Your instructions: Scan the data for "Ranti" and copy each matching line.

Dataset rows describing interfaces:
Content starts
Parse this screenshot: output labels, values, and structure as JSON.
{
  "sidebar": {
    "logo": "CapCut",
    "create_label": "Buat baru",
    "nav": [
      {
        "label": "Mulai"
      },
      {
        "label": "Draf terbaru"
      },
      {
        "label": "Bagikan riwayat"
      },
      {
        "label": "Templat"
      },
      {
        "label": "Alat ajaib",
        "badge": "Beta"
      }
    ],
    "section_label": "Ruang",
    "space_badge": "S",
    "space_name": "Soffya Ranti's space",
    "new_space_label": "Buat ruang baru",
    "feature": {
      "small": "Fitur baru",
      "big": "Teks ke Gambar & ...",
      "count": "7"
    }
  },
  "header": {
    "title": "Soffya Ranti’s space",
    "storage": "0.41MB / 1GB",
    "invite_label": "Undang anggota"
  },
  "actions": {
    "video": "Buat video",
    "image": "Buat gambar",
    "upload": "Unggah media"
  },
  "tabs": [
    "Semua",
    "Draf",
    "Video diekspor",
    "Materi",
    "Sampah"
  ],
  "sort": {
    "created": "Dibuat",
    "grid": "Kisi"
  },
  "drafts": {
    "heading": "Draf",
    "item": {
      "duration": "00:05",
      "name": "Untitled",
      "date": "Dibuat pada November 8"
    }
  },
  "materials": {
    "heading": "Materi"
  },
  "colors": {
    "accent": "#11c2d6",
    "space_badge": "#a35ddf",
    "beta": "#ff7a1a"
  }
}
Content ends
Solution to the problem:
    "space_name": "Soffya Ranti's space",
    "title": "Soffya Ranti’s space",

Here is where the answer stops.